9.        Kuric Ivan. 2011 „New methods and trends in product development and planning”. 1st International Conference on Quality and Innovation in Engineering and Management (QIEM): 453-456. Cluj Napoca, 17.3.-19.3. ISBN: 978-973-662-614-2.

10.    Puškár Michal, Tomáš Brestovič, Natalia Jasminská. 2015. „Numerical simulation and experimental analysis of acoustic wave influences on brake mean effective pressure in thrust-ejector inlet pipe of combustion engine”. International Journal of Vehicle Design 67(1): 63. DOI: 10.1504/ijvd.2015.066479.

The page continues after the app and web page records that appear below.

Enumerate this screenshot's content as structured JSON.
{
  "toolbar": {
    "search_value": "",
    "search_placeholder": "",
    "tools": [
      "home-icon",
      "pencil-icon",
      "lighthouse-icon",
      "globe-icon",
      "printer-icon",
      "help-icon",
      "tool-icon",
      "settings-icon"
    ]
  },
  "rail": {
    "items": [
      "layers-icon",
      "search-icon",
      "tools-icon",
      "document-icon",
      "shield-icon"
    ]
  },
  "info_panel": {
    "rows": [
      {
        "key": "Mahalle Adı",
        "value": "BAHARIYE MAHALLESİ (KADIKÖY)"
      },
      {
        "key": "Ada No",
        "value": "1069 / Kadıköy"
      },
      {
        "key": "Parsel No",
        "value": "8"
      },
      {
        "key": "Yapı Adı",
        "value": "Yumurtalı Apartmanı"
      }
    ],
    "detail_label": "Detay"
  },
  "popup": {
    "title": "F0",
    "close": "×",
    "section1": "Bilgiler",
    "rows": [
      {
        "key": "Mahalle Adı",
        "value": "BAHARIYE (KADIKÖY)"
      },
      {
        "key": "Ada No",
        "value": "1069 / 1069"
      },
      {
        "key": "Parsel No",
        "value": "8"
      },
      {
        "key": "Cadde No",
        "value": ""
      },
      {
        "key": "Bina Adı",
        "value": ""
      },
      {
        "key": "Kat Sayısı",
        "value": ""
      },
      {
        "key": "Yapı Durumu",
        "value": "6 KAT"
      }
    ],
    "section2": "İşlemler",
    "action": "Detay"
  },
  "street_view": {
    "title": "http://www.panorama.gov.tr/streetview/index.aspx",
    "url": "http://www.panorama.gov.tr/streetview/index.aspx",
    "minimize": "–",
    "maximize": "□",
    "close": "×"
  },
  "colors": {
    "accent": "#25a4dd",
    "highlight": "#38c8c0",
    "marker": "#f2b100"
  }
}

11.    Tlach Vladimír, Miroslav Císar, Ivan Kuric. Ivan Zajačko. 2017. „Determination of the industrial robot positioning performance”. MATEC Web of Conferences 137(01004). DOI: 10.1051/matecconf/201713701004.

12.    Košinár Matúš, Ivan Kuric. 2011. „Monitoring possibilities of CNC machin tools accuracy”. 1st International Conference on Quality and Innovation in Engineering and Management (QIEM): 115-118. Cluj Napoca, 17.3.-19.3.2011. ISBN: 978-973-662-614-2.



Received 12.04.2020; accepted in revised form 28.05.2020



Scientific Journal of Silesian University of Technology. Series Transport is licensed under a Creative Commons Attribution 4.0 International License

[1] Faculty of Mechanical Engineering, Technical University of Košice, Letná 9, 04001 Košice, Slovakia. Email:

[2] Faculty of Mechanical Engineering, Technical University of Košice, Letná 9, 04001 Košice, Slovakia. Email:

[3] Faculty of Mechanical Engineering, Technical University of Košice, Letná 9, 04001 Košice, Slovakia. Email:

4 Faculty of Mining, Ecology, Process Control and Geotechnology, TU Košice, Park Komenského 19, 040 01 Košice, Slovakia, Email: